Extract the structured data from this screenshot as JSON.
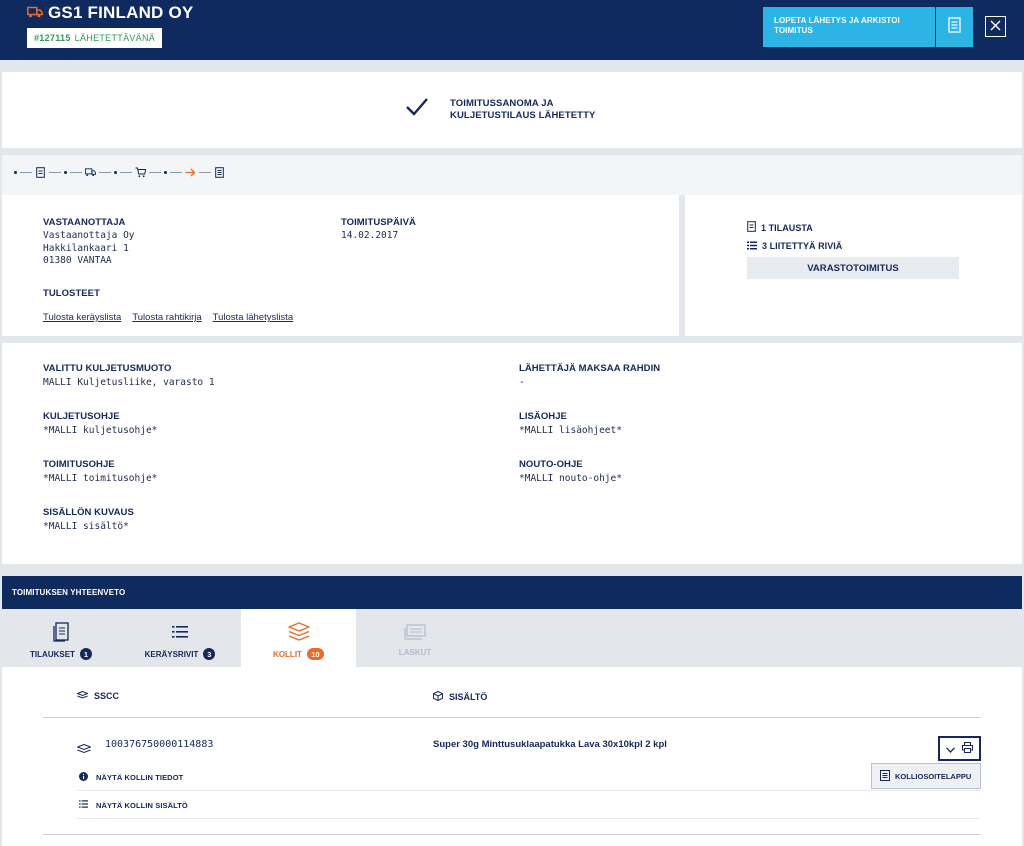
{
  "header": {
    "company": "GS1 FINLAND OY",
    "order_number": "#127115",
    "status": "LÄHETETTÄVÄNÄ",
    "archive_button": "LOPETA LÄHETYS JA ARKISTOI TOIMITUS",
    "accent": "#2cb4e5",
    "brand": "#0f2a5e"
  },
  "success": {
    "message": "TOIMITUSSANOMA JA KULJETUSTILAUS LÄHETETTY"
  },
  "progress": {
    "steps": [
      "dot",
      "document-icon",
      "dot",
      "truck-icon",
      "dot",
      "cart-icon",
      "dot",
      "arrow-right-icon",
      "document-list-icon"
    ]
  },
  "delivery": {
    "recipient_label": "VASTAANOTTAJA",
    "recipient_lines": [
      "Vastaanottaja Oy",
      "Hakkilankaari 1",
      "01380 VANTAA"
    ],
    "date_label": "TOIMITUSPÄIVÄ",
    "date": "14.02.2017",
    "prints_label": "TULOSTEET",
    "print_links": [
      "Tulosta keräyslista",
      "Tulosta rahtikirja",
      "Tulosta lähetyslista"
    ]
  },
  "side": {
    "orders": "1 TILAUSTA",
    "rows": "3 LIITETTYÄ RIVIÄ",
    "type": "VARASTOTOIMITUS"
  },
  "transport": {
    "method_label": "VALITTU KULJETUSMUOTO",
    "method": "MALLI Kuljetusliike, varasto 1",
    "payer_label": "LÄHETTÄJÄ MAKSAA RAHDIN",
    "payer": "-",
    "instructions_label": "KULJETUSOHJE",
    "instructions": "*MALLI kuljetusohje*",
    "extra_label": "LISÄOHJE",
    "extra": "*MALLI lisäohjeet*",
    "delivery_label": "TOIMITUSOHJE",
    "delivery": "*MALLI toimitusohje*",
    "pickup_label": "NOUTO-OHJE",
    "pickup": "*MALLI nouto-ohje*",
    "contents_label": "SISÄLLÖN KUVAUS",
    "contents": "*MALLI sisältö*"
  },
  "summary": {
    "title": "TOIMITUKSEN YHTEENVETO",
    "tabs": [
      {
        "label": "TILAUKSET",
        "count": "1"
      },
      {
        "label": "KERÄYSRIVIT",
        "count": "3"
      },
      {
        "label": "KOLLIT",
        "count": "10"
      },
      {
        "label": "LASKUT",
        "count": ""
      }
    ],
    "columns": {
      "sscc": "SSCC",
      "content": "SISÄLTÖ"
    },
    "package": {
      "sscc": "100376750000114883",
      "content": "Super 30g Minttusuklaapatukka Lava 30x10kpl 2 kpl",
      "show_details": "NÄYTÄ KOLLIN TIEDOT",
      "show_contents": "NÄYTÄ KOLLIN SISÄLTÖ",
      "label_button": "KOLLIOSOITELAPPU"
    },
    "active_color": "#ea6a2a"
  }
}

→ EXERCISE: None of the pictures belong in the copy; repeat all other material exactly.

→ TASK ANSWER:
Extract the structured data from this screenshot as JSON.
{
  "header": {
    "company": "GS1 FINLAND OY",
    "order_number": "#127115",
    "status": "LÄHETETTÄVÄNÄ",
    "archive_button": "LOPETA LÄHETYS JA ARKISTOI TOIMITUS",
    "accent": "#2cb4e5",
    "brand": "#0f2a5e"
  },
  "success": {
    "message": "TOIMITUSSANOMA JA KULJETUSTILAUS LÄHETETTY"
  },
  "progress": {
    "steps": [
      "dot",
      "document-icon",
      "dot",
      "truck-icon",
      "dot",
      "cart-icon",
      "dot",
      "arrow-right-icon",
      "document-list-icon"
    ]
  },
  "delivery": {
    "recipient_label": "VASTAANOTTAJA",
    "recipient_lines": [
      "Vastaanottaja Oy",
      "Hakkilankaari 1",
      "01380 VANTAA"
    ],
    "date_label": "TOIMITUSPÄIVÄ",
    "date": "14.02.2017",
    "prints_label": "TULOSTEET",
    "print_links": [
      "Tulosta keräyslista",
      "Tulosta rahtikirja",
      "Tulosta lähetyslista"
    ]
  },
  "side": {
    "orders": "1 TILAUSTA",
    "rows": "3 LIITETTYÄ RIVIÄ",
    "type": "VARASTOTOIMITUS"
  },
  "transport": {
    "method_label": "VALITTU KULJETUSMUOTO",
    "method": "MALLI Kuljetusliike, varasto 1",
    "payer_label": "LÄHETTÄJÄ MAKSAA RAHDIN",
    "payer": "-",
    "instructions_label": "KULJETUSOHJE",
    "instructions": "*MALLI kuljetusohje*",
    "extra_label": "LISÄOHJE",
    "extra": "*MALLI lisäohjeet*",
    "delivery_label": "TOIMITUSOHJE",
    "delivery": "*MALLI toimitusohje*",
    "pickup_label": "NOUTO-OHJE",
    "pickup": "*MALLI nouto-ohje*",
    "contents_label": "SISÄLLÖN KUVAUS",
    "contents": "*MALLI sisältö*"
  },
  "summary": {
    "title": "TOIMITUKSEN YHTEENVETO",
    "tabs": [
      {
        "label": "TILAUKSET",
        "count": "1"
      },
      {
        "label": "KERÄYSRIVIT",
        "count": "3"
      },
      {
        "label": "KOLLIT",
        "count": "10"
      },
      {
        "label": "LASKUT",
        "count": ""
      }
    ],
    "columns": {
      "sscc": "SSCC",
      "content": "SISÄLTÖ"
    },
    "package": {
      "sscc": "100376750000114883",
      "content": "Super 30g Minttusuklaapatukka Lava 30x10kpl 2 kpl",
      "show_details": "NÄYTÄ KOLLIN TIEDOT",
      "show_contents": "NÄYTÄ KOLLIN SISÄLTÖ",
      "label_button": "KOLLIOSOITELAPPU"
    },
    "active_color": "#ea6a2a"
  }
}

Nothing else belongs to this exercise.